What I enjoy most about cabaret performances and intimate solo concerts is that you get to spend a little time with artists you care about. It provides you a little glimpse into who they are, as opposed to a role they're performing. Not everyone gets this right as it's a fine line to walk between vulnerability and awkwardness - happily, D'Arcy James got the chemistry just right, inviting the crowd in and making it feel as though he was singing to you in his living room over a couple drinks.
He closed out the evening with a tribute to DC favorite, Marvin Hamlisch as well as some of the songs from shows we're more likely to recognize him from including Adam Guettel's "How Glory Goes" from Floyd Collins, "I Cannot Hear the City" from Sweet Smell of Success and a clever mashup of Shrek's "Who I'd Be" and Peter Gabriel's "In Your Eyes."
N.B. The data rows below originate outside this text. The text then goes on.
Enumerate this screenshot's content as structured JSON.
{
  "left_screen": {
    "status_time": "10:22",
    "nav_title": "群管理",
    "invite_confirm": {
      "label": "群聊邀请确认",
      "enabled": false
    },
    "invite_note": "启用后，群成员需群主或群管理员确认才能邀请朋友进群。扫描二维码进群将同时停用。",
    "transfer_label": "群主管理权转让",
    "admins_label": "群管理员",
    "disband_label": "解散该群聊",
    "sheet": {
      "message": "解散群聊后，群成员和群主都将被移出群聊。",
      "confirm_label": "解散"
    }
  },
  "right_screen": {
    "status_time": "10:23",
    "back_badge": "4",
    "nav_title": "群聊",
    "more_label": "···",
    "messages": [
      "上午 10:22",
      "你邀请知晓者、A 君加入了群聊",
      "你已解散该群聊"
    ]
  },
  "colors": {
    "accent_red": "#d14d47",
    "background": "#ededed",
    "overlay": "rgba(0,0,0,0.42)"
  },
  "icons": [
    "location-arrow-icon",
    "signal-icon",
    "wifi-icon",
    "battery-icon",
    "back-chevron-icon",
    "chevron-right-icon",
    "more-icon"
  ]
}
This was my second time attending one of Barbara Cook's Spotlight concerts - the first being Laura Benanti's about 4 years back. As I'd mentioned, it's an excellent opportunity to spend some time with some of those performers you admire most. Wrapping up this year's season will be D'Arcy James' fellow SMASH alum, Megan Hilty. Next season's series has also just been announced with concerts from Faith Prince, Andrea McArdle, Will Chase, La Chanze and Malcolm Gets. For tickets and more information, visit www.kennedy-center.org.